According to a new report from the United Nations University, higher incomes and more affordable prices have lead to an enormous jump in the levels of electronic goods being dumped in Asia. A five-year study found an average increase of 63 per cent in e-waste across 12 countries.
Various technological devices have become a part of every facet of our lives and many of them, like smartphones, receive constant iterative hardware updates. For a long time, the waste coming from wealthier countries would be recycled in Asian factories and receive a new lease on life. The U.N. report concludes that as incomes in Asia rise, citizens are tossing their gear like the rest of the wasteful world.
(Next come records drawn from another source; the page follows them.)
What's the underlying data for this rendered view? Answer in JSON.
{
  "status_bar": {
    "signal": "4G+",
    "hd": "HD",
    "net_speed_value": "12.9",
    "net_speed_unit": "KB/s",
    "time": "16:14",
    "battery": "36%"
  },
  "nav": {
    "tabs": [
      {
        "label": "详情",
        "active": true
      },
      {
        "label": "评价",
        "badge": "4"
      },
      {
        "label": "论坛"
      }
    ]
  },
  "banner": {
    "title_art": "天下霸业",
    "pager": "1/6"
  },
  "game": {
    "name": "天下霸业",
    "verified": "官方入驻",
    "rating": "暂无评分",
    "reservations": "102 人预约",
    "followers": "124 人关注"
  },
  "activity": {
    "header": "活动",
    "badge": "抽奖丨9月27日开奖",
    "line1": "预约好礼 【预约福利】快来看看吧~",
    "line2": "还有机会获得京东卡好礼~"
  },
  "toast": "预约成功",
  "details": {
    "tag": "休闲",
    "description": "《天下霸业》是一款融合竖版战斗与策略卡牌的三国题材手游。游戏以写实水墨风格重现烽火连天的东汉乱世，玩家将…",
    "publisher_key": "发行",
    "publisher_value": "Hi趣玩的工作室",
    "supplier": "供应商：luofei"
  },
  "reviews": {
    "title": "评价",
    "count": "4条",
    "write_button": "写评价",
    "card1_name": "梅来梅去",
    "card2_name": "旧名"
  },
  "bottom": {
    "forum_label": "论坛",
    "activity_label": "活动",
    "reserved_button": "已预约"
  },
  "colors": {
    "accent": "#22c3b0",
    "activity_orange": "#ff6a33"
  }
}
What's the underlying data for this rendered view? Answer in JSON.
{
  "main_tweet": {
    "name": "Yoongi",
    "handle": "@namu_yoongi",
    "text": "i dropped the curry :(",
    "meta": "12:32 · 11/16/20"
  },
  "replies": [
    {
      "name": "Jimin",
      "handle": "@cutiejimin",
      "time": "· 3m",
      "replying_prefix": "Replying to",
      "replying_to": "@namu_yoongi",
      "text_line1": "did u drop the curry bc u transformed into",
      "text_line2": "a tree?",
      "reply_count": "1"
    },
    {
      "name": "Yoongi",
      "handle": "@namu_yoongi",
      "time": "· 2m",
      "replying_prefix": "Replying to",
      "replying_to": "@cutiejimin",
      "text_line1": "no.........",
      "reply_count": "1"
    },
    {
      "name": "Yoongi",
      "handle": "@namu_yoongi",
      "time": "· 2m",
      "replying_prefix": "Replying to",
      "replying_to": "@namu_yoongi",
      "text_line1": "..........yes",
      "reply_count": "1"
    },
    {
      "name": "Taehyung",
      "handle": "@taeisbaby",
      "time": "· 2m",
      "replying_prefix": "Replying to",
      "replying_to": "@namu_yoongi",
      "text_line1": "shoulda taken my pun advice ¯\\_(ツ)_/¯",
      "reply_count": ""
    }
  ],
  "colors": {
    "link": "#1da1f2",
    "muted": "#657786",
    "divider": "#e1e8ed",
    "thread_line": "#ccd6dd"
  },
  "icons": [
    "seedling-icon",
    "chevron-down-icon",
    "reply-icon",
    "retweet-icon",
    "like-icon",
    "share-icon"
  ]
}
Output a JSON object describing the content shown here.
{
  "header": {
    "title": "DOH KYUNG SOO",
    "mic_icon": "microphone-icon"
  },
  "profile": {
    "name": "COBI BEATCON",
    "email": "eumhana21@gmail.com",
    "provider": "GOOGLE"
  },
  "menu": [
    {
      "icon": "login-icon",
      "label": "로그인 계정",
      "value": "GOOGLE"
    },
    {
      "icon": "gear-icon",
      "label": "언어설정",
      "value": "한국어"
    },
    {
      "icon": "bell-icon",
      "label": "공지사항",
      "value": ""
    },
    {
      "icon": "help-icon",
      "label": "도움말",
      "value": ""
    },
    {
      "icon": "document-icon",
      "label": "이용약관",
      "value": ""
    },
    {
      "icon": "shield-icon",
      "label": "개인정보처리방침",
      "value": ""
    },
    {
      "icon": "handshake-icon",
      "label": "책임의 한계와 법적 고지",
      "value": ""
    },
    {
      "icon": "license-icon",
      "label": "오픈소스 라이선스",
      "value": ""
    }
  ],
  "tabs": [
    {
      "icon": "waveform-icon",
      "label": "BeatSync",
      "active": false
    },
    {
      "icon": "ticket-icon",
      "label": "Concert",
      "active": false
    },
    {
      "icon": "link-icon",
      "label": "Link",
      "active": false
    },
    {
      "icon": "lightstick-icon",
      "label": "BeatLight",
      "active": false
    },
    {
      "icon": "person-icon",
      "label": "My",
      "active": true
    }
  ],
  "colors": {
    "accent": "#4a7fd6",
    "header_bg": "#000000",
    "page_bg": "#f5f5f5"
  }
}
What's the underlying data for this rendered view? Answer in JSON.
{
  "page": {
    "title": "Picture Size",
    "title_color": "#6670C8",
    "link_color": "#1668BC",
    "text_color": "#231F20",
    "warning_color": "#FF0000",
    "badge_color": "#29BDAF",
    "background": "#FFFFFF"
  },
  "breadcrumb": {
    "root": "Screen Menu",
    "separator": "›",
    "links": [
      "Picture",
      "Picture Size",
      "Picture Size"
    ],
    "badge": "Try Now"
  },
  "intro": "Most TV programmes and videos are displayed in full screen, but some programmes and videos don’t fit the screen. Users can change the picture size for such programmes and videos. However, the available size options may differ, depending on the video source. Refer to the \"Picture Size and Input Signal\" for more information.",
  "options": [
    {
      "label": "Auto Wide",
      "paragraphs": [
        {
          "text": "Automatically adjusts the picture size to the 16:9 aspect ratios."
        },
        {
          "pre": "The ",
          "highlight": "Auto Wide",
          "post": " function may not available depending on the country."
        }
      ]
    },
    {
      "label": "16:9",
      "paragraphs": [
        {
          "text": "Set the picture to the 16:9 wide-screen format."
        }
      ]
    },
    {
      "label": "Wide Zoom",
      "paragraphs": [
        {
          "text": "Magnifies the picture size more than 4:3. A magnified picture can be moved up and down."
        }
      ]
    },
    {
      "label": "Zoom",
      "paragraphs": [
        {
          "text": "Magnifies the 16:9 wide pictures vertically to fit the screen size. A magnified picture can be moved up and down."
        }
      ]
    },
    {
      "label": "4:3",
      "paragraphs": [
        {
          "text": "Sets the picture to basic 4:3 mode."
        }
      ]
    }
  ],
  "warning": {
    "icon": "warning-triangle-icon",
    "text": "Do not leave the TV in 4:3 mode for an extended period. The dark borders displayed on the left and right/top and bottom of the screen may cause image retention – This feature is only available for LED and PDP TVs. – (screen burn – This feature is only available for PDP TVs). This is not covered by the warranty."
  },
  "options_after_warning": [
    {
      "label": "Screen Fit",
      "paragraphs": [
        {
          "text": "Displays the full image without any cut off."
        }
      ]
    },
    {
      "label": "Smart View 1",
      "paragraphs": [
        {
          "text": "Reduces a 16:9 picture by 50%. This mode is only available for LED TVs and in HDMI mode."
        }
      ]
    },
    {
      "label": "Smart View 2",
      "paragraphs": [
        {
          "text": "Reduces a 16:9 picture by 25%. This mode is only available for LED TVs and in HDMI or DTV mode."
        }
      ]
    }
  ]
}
The Guardian breaks the rising levels of waste by country:
China’s generation of e-waste more than doubled between 2010 and 2015, the period of the study, according to the report.
Hong Kong generated the highest amount of e-waste in Asia in 2015, an average of 21.7kg (3.4st) per person.
Singapore and Taiwan created just over 19kg per person in 2015.
Cambodia, Vietnam and the Philippines were among the lowest e-waste generators, with an average of about 1kg per person.
“For many countries that already lack infrastructure for environmentally sound e-waste management, the increasing volumes are a cause for concern.” Ruediger Kuehr, a co-author of the report and head of UNU’s sustainable cycles program, said.
But even when countries have an infrastructure to deal with e-waste, that doesn’t mean that it will work effectively. An earlier study from the U.N. found that 90% of the world’s unwanted electronics are illegally dumped.
Researchers warn that this ill-considered waste has serious consequences for the environment and presents clear health hazards. They also have concerns about the ways in which discarded gadgets make their way to the black market and fuel a shadow economy.